ACS Philadelphia 2008: Escaping the conference

I haven’t spent much time outside the confines of the conference – apart from the sun-drenched stroll between the convention centre and another venue, the Sheraton, about a mile away. So yesterday I thought, enough is enough. I went for a run over the Benjamin Franklin bridge with Neil Gussman, PR guy for the Chemical Heritage Foundation, and US army sergeant.  Read more

ACS Philadelphia 2008: When will cheap solar power become reality?

The answer to the question posed above isn’t clear. I went to a session about plastic devices that could be used as solar cells instead of expensive silicon, hoping to hear a breakthrough was nigh. Sadly I was wrong. Advances in plastics that can capture light over a useful wavelength, that can separate the charge into electrons and holes, that can carry that charge and finally, do something useful with it, are being made. But slowly.  Read more

ACS Philadelphia 2008: On the presidential campaign trail

At the general poster session the other night I was delighted to see the two candidates campaigning for the job everyone is talking about. No, not McCain and Obama, but the two candidates for the president-elect of the ACS. As the biggest scientific society in the world, this is a big job.  Read more

ACS Philadelphia 2008: Viruses make batteries

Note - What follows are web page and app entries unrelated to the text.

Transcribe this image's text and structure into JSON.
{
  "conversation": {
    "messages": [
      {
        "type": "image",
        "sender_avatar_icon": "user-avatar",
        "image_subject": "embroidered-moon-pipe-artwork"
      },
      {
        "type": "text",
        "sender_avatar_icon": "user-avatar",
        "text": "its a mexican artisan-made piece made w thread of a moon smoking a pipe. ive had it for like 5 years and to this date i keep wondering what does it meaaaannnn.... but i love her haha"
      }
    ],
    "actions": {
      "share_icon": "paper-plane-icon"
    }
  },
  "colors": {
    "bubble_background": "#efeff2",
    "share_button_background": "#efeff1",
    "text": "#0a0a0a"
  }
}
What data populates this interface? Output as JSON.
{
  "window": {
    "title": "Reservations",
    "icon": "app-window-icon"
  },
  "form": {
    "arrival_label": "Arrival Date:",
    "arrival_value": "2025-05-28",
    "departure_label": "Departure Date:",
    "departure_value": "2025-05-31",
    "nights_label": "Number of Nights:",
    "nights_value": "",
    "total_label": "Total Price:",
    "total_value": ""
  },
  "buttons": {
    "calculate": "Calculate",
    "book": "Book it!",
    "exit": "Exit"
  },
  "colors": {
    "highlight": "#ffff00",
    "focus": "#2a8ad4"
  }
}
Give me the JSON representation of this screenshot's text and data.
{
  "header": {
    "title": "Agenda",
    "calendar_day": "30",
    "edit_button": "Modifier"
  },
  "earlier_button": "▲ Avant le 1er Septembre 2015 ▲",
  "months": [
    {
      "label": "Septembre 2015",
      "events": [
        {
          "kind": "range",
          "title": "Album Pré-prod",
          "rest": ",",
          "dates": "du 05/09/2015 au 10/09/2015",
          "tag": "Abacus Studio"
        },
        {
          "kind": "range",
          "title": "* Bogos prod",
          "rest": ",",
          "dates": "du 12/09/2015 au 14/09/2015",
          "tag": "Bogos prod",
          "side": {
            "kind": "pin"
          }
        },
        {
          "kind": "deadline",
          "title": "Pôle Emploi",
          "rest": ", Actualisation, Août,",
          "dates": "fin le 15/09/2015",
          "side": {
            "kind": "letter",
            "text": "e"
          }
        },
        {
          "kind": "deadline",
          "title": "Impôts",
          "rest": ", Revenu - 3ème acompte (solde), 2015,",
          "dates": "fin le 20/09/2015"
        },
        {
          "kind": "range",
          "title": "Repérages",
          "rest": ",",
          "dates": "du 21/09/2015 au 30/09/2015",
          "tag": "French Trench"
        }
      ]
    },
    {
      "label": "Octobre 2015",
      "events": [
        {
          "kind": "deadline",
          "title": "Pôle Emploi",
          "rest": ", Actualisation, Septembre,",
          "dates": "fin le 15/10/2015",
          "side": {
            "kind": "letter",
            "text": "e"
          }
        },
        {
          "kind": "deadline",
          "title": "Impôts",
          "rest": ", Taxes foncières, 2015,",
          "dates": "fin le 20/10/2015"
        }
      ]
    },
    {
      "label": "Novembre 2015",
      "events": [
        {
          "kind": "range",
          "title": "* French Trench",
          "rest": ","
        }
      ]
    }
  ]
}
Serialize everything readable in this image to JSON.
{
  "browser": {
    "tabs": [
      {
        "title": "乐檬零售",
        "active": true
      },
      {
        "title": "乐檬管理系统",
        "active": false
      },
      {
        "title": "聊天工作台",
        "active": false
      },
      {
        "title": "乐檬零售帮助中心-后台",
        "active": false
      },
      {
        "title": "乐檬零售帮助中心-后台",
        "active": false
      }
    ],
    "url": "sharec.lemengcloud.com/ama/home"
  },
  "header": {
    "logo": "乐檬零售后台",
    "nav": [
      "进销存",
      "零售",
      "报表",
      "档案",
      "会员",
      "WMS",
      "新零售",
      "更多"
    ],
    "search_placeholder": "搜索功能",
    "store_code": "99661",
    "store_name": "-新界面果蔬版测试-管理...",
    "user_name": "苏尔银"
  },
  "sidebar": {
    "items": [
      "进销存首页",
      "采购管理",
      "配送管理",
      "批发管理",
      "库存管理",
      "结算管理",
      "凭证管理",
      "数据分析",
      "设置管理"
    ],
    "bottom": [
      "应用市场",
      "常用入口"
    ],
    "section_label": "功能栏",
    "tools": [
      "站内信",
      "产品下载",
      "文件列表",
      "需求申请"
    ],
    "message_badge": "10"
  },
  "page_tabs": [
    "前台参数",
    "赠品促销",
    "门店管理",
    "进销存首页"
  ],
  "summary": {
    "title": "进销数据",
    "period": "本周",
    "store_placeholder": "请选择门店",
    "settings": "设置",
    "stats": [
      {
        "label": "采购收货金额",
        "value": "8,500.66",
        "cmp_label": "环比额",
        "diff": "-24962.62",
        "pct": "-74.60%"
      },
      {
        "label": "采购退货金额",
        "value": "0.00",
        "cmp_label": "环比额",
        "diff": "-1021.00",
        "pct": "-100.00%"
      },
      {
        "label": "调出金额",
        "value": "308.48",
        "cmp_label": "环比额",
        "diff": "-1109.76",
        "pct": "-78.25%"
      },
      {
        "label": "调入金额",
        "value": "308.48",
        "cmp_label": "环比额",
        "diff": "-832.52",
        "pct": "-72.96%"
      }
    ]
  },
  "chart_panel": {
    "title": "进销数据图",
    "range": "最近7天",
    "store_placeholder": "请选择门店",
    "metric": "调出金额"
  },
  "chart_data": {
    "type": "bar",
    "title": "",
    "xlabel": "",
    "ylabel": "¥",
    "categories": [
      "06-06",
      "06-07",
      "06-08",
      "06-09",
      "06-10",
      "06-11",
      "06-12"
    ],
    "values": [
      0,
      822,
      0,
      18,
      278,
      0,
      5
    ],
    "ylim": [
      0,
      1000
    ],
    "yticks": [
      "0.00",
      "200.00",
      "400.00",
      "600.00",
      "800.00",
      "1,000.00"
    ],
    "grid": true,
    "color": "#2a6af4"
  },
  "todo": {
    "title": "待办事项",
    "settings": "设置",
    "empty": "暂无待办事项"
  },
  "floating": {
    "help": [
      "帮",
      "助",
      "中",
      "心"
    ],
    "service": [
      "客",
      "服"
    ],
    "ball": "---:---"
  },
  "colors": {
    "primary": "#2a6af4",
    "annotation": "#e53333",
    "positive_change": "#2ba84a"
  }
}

I wrote a story yesterday about a clever way to make tiny batteries using a rubber stamp and a virus. It was actually from a paper that came out in PNAS, but one of the authors, Paula Hammond is here at the meeting. She is working with Angela Belcher on some very cool viruses.  Read more

ACS Philadelphia 2008: Posters…

Last night was the poster session. It was late, I was jet-lagged, tired and emotional, but I dutifully showed up, if only to get my free beer. As ever this was a really well-attended event. It’s impossible to see everything so I decided to pick some of my favourite titles for you to muse over. They show the amazing breadth of this meeting, and some of them actually make chemistry sound, well, really interesting.**  … Read more

ACS Philadelphia 2008: Big talk

A few weeks ago I wrote a news story about some work done by Dan Nocera at MIT. He’s managed to make a very simple catalyst that can generate oxygen directly from water – so helping those people trying to mimic photosynthesis and save the world’s energy crisis.  Read more

ACS Philadelphia 2008: Trees eat pollution

I had a slight deviation from the ACS yesterday while I finished up writing a story about trees that can absorb organic nitrates and turn them into amino acids. But seeing as in that single sentence I spotted at least four chemistry-related words, I thought this would be a good place to write about the research.  Read more